We thought Saturday’s 5 p.m. Gore-B-Que at the Brick (1727 McGee, 816-421-1634) might be an environmental awareness event connecting vice presidential slide-showman Al Gore’s greenhouse outreach with a delicious pit-roasted pig. But the truth, as is often the case with the environmental implications of human industry, is far more terrifying. Gore-B-Que is The Brick’s rechristening of “Dinner and a Movie Night,” and Saturday’s premiere is Redneck Zombies, a fine example of the cannibal-hillbilly genre that has so defined American cinema since the 1970s.
Note to hillbillies: Yes, it is unfair to suggest that hill folk are more likely than other groups to eat human flesh. A reasonable argument could be made for cannibal yacht captains. For instance, you could write a lost-at-sea story in which wealthy schooner skippers eat their passengers. But does it resonate? Deeply? I mean in the Joseph Campbell Hero With a Thousand Faces way that we can’t get George Lucas to shut the fuck up about? The answer is no. At least, it doesn’t resonate quite like cannibal hillbillies – that resonates like a tuning fork. Or, in hillbilly terminology, a dousing rod. Those resonate, right?
We conclude our infrequent movie recommendations with this endorsement.
E-mail from copy editor Scott Wilson:
Add this early screening of the movie Waitress to your weekend round-up. May I suggest:
Those of you with complex feelings about your mother, especially those from broken homes, will want to take your mom to see a comedy (a good comedy, actually) about a woman who loathes the father of her unborn child. The promotion includes pie but does not come with talking points to help tell Mom about the murder last year of the film's writer and director, Adrienne Shelly. Bittersweet, yes, but better than Spider-Man 3.
So, yeah, what Scott said. Use the link above to buy tickets to the 2 p.m. Sunday show.
The Kansas City Art Institute (4415 Warwick) is having an end-of-semester exhibition and sale – and because you’re a true bro among brosephs and our relationship is solid, we need to be honest: You need some new art on your walls.
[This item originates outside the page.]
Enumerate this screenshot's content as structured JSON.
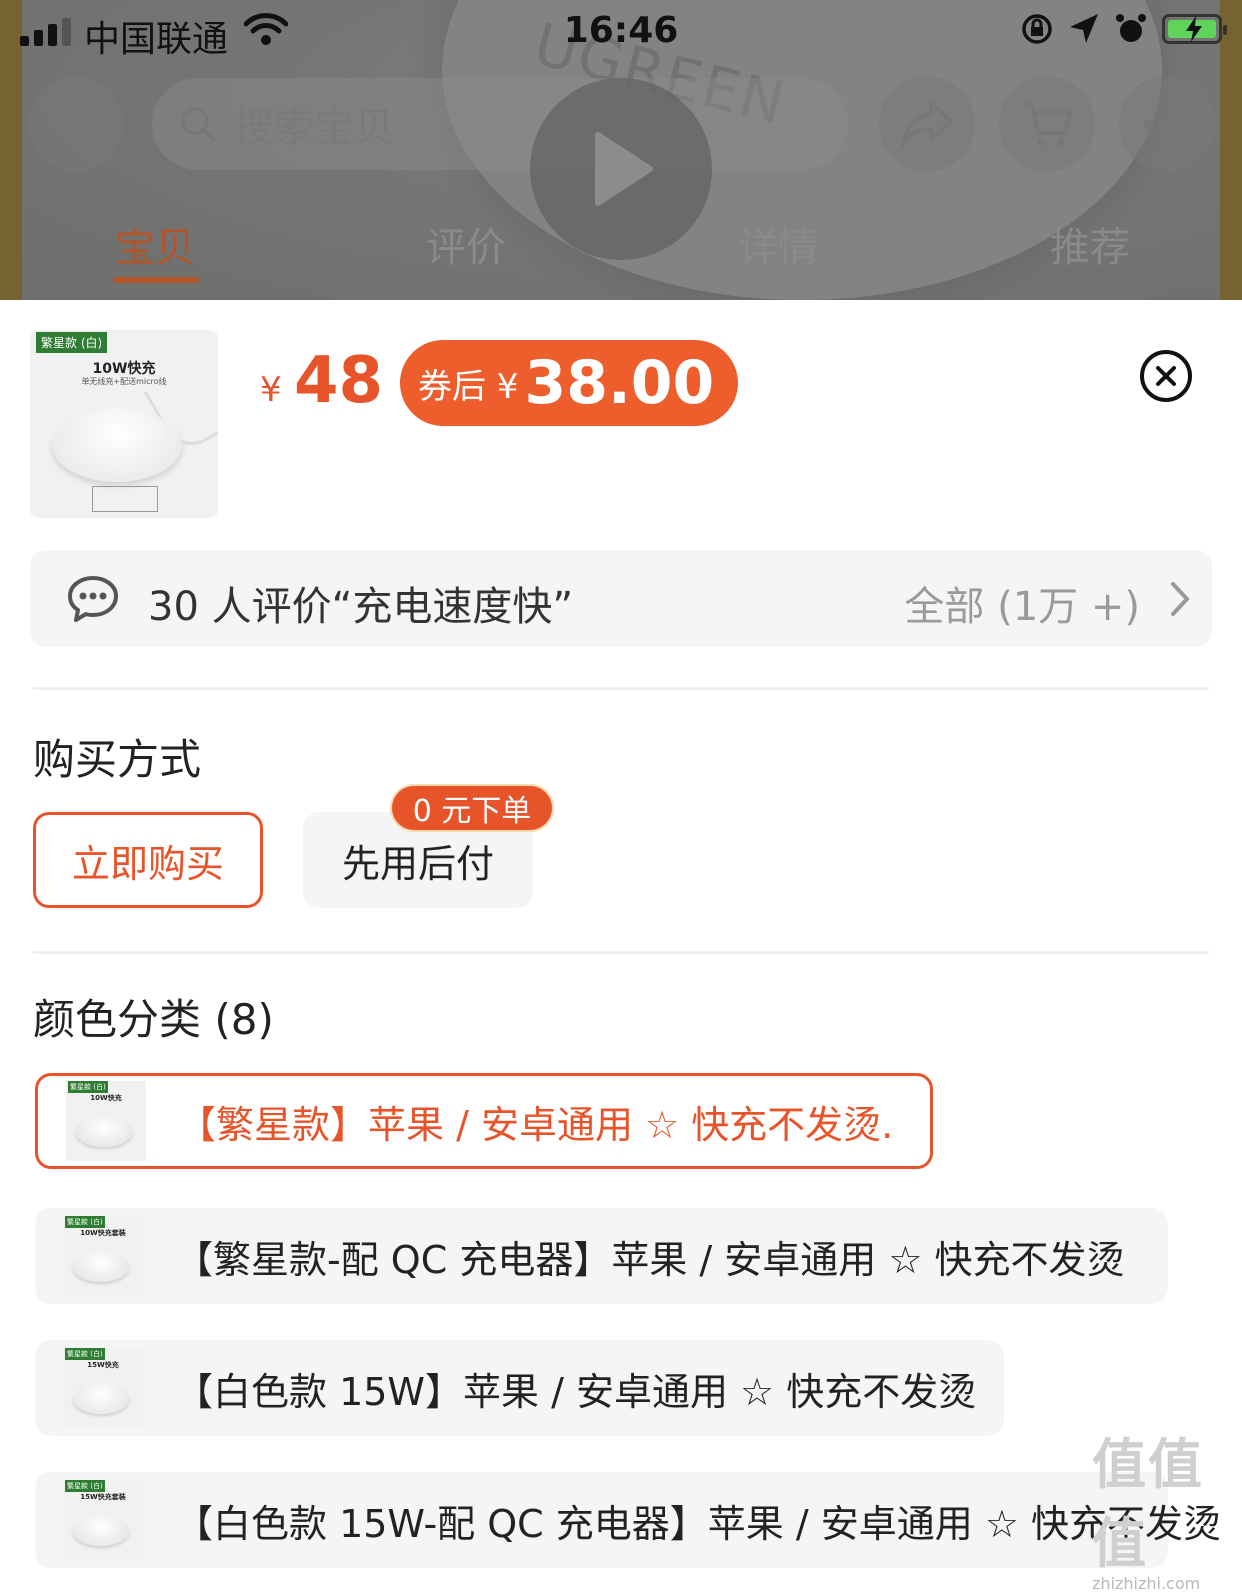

The Scarface door-poster and the bronze Buddha ashtray are not impressing the ladies. So from 5 p.m. to 7 p.m. today, 10 a.m. to 5 p.m. Saturday and noon to 5 p.m. Sunday, check out work by students in the KCAI departments of ceramics, fiber, foundation, interdisciplinary arts, new media, painting, photography, printmaking and sculpture. And for the love of god, find something to replace the Corona bubbler lamp in the living room.
Weekend Theater Roundup:
Bunk Bed Brothers at the American Heartland Theater (2450 Grand). Friday and Saturday, 8 p.m. and Sunday at 2 p.m.
Zanna, Don't! at the Just Off Broadway Theatre (3051 Central) Friday and Saturday, 8 p.m.
The Syringa Tree at the Kansas City Repertory Theater's Copaken Stage (13th and Walnut). Friday and Saturday at 8 p.m.
A Streetcar Named Desire at the Metropolitan Ensemble Theatre (1824 Walnut Street, 816-769-1516). Friday and Saturday at 8 p.m. Sunday at 7:30 p.m.
The Rajah of Saint Louis at Next Space (512 East 18th Street). Friday and Saturday at 8 p.m.
The Improvabilities presents Mission: IPROV-able, an improvisational comedy performance, at the Fine Arts Theatre (5909 Johnson Drive in Mission, 913-384-5629), Saturday at 9 p.m.
Lend me a Tenor at the Olathe Community Theater (500 East Loula, 913-782-2990). Friday and Saturday at 8 p.m.
Iron Kisses at the Unicorn Theatre (3828 Main). Friday and Saturday at 8 p.m., Sunday at 3 p.m.